• [WHAT YOU HAVE TO DO]: Where in the entries below does "Europa" appear? Copy every line that has it.

EXERCISE INPUTS: Begin

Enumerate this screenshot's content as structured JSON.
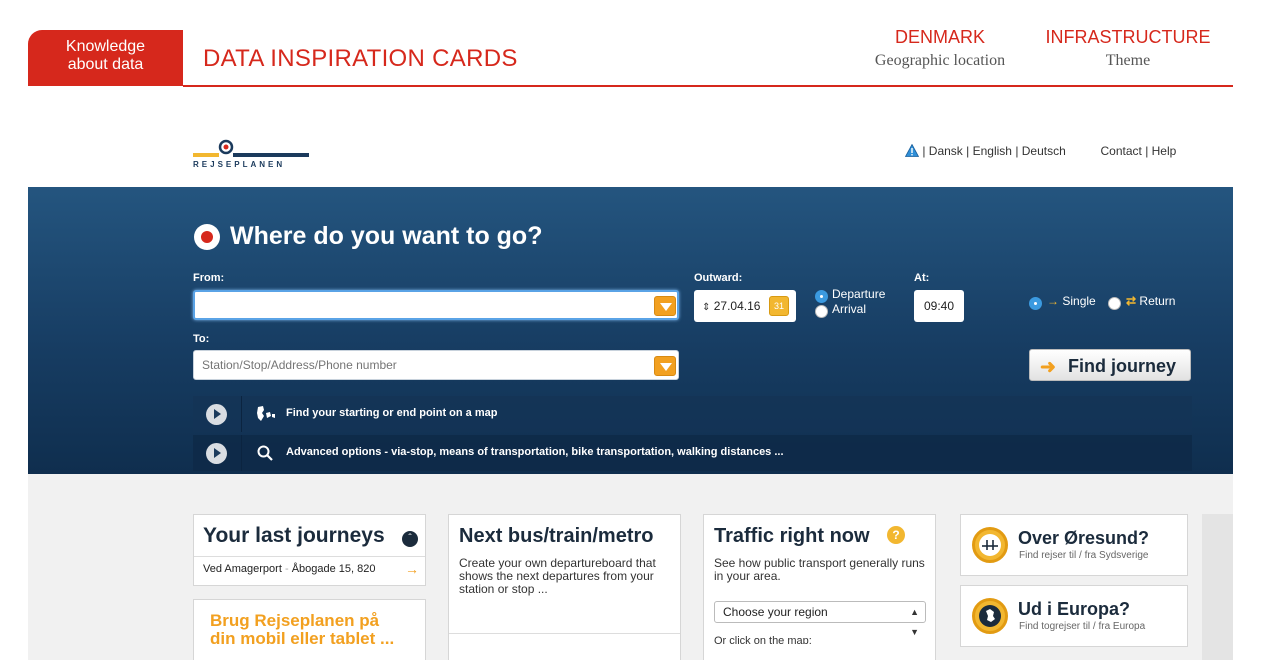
{
  "slide": {
    "badge_line1": "Knowledge",
    "badge_line2": "about data",
    "title": "DATA INSPIRATION CARDS",
    "tag1": {
      "value": "DENMARK",
      "caption": "Geographic location"
    },
    "tag2": {
      "value": "INFRASTRUCTURE",
      "caption": "Theme"
    },
    "accent_color": "#d6281c"
  },
  "site": {
    "logo_text": "REJSEPLANEN",
    "lang_sep": " | ",
    "lang_dansk": "Dansk",
    "lang_english": "English",
    "lang_deutsch": "Deutsch",
    "contact": "Contact",
    "help": "Help"
  },
  "search": {
    "heading": "Where do you want to go?",
    "from_label": "From:",
    "from_value": "",
    "to_label": "To:",
    "to_placeholder": "Station/Stop/Address/Phone number",
    "outward_label": "Outward:",
    "date": "27.04.16",
    "calendar_day": "31",
    "departure_label": "Departure",
    "arrival_label": "Arrival",
    "at_label": "At:",
    "time": "09:40",
    "single_label": "Single",
    "return_label": "Return",
    "find_button": "Find journey",
    "map_option": "Find your starting or end point on a map",
    "advanced_option": "Advanced options - via-stop, means of transportation, bike transportation, walking distances ..."
  },
  "cards": {
    "last_journeys": {
      "title": "Your last journeys",
      "item_from": "Ved Amagerport",
      "item_sep": "-",
      "item_to": "Åbogade 15, 820"
    },
    "mobile": {
      "line1": "Brug Rejseplanen på",
      "line2": "din mobil eller tablet ..."
    },
    "departures": {
      "title": "Next bus/train/metro",
      "text": "Create your own departureboard that shows the next departures from your station or stop ..."
    },
    "traffic": {
      "title": "Traffic right now",
      "text": "See how public transport generally runs in your area.",
      "select_value": "Choose your region",
      "map_text": "Or click on the map:"
    },
    "oresund": {
      "title": "Over Øresund?",
      "subtitle": "Find rejser til / fra Sydsverige"
    },
    "europe": {
      "title": "Ud i Europa?",
      "subtitle": "Find togrejser til / fra Europa"
    }
  },
  "colors": {
    "band_top": "#24557f",
    "band_bottom": "#0f2e4e",
    "orange": "#f2a020",
    "yellow": "#f2b730"
  },
  "icons": [
    "warning-icon",
    "calendar-icon",
    "play-icon",
    "denmark-map-icon",
    "search-icon",
    "arrow-right-icon",
    "chevron-up-icon",
    "help-icon",
    "bridge-icon",
    "europe-icon",
    "dropdown-icon"
  ]
}
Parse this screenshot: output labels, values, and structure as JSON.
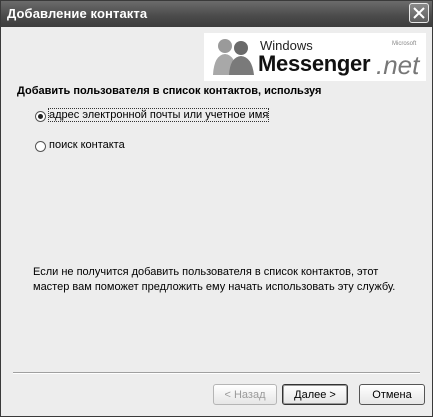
{
  "window": {
    "title": "Добавление контакта"
  },
  "logo": {
    "brand_small": "Windows",
    "brand_big": "Messenger",
    "suffix": ".net",
    "tagline": "Microsoft"
  },
  "heading": "Добавить пользователя в список контактов, используя",
  "options": [
    {
      "label": "адрес электронной почты или учетное имя",
      "selected": true
    },
    {
      "label": "поиск контакта",
      "selected": false
    }
  ],
  "info_text": "Если не получится добавить пользователя в список контактов, этот мастер вам поможет предложить ему начать использовать эту службу.",
  "buttons": {
    "back": "< Назад",
    "next": "Далее >",
    "cancel": "Отмена"
  }
}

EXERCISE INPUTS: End

• [ANSWER FOR THE TASK]:
      "title": "Ud i Europa?",
      "subtitle": "Find togrejser til / fra Europa"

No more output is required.